Disha Patani is the latest Bollywood actress to have joined in the YouTube channel bandwagon. In the last two weeks since she launched, Patani has already managed a following of 87 K subscribers.
The idea of starting a channel on YouTube is supposedly to give viewers a taste of what the "real life" of a celebrity looks like. In one of Jennifer Lopez's latest episodes on her channel, the 50-year-old singer and actress takes us through her experience of wearing a reimagined version of the jungle green Versace dress that she wore to the Grammys in 2000. Both times, Lopez broke the Internet. It's a fun video to watch and tells you what Lopez is like with the people she is surrounded by everyday – her enthusiasm, her dislikes, her pet peeves.
American model Karlie Kloss, in her YouTube channel Klossy, talks a whole lot about her personal life but also encourages young girls to take up coding. Kloss is also a coder herself.
After Priyanka Chopra, Bollywood celebrities such as Jacqueline Fernandez and Alia Bhatt have started their own channels on YouTube in the last four months with millions of followers each. In these videos that are anywhere between five to 15 minutes, there's a lot of behind the scenes footage, vacations in Sri Lanka and Maasai Mara, workout sessions at the gym, hanging out with friends, and basically anything that makes celebrities seem more accessible.
But celebrities are already doing that on Instagram Stories, so why start something on YouTube? "This is a great platform for generating more revenue," says a Mumbai-based A list celebrity manager, who did not want to be named.
Once you hit 1 million followers, YouTube starts paying you, he explains. For every view you get Rs 1 of which YouTube keeps 45 paise. "Besides, brands want to place their ads on channels of people who have a massive following and that's a lot of money," he says, adding that YouTube is a more popular platform than Instagram as far as advertisements are concerned.

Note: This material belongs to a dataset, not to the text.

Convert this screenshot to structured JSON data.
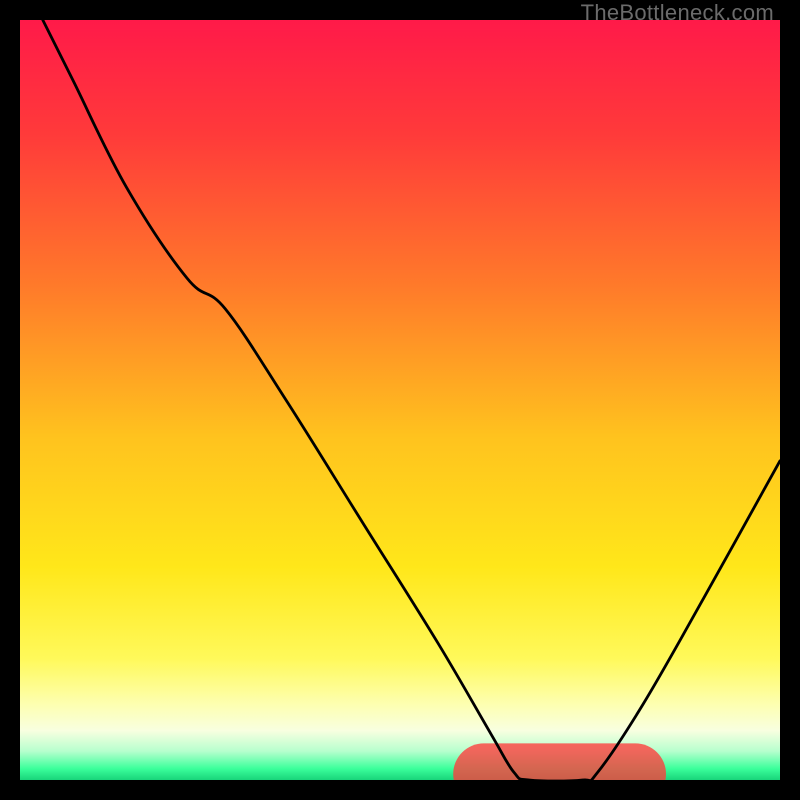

On Alia Bhatt's channel, a friendship's day video with her best friend Akansha Ranjan, where they test how well they know each other, is like a talk show that you'd watch on television – both with perfect makeup and hair styled impeccably.
These channels, he explains, are more popular in tier 2 Indian cities than in the metros. There are people who spend hours on YouTube everyday tracking the "real lives" of their favourite celebrities.
Fernandez' birthday trip to Sri Lanka has some 15 minutes of footage and this is just part 1 (in Part 2 we watch while she gets a new tattoo)! While there are a few interesting nuggets, most of it is just really blah and seems like a performance for the camera. There are cameras ALL. THE. TIME. And it's clear that everyone is conscious of that. It's the kind of video the general junta would watch and go, "Wow, life really IS a party for these guys!" Fernandez' birthday video feels like an extension of what one would imagine a celebrity's life to be like – there are no surprises.
Alia Bhatt, on her YouTube channel, discusses her morning routine, gives a sneak peek into the new house she moved into with her sister, and then there's also a lot of promotional stuff where she talks about StyleCracker, a fashion membership service that Bhatt recently made an investment in. A friendship's day video with her best friend Akansha Ranjan, where they test how well they know each other, is like a talk show that you'd watch on television – both with perfect makeup and hair styled impeccably. And who knows how much of the show was scripted.
Patani has only three videos so far and thankfully she keeps them short, sometimes really short. There's a really cool video of her dancing to X by J. Balvin – the girl's got some pretty amazing moves! Patani is also quite funny, often laughing at herself, discussing her pimples, fast-forwarding her own speech, and saying things like, "welcome to my world… nice and empty". So far, she seems the most real and authentic.
Of course, not everything by every celebrity is a sham – surely, there is a genuine attempt to connect with audiences at a more "real", basic level, be bare, and plenty more accessible than what celebrities were before digital platforms became popular.
Because now being accessible is trendy.
That said, YouTube channels are again just another way to monetise the profession and milk every opportunity to make money.
"Celebs are just selling themselves," says the celebrity manager who didn't want to be named.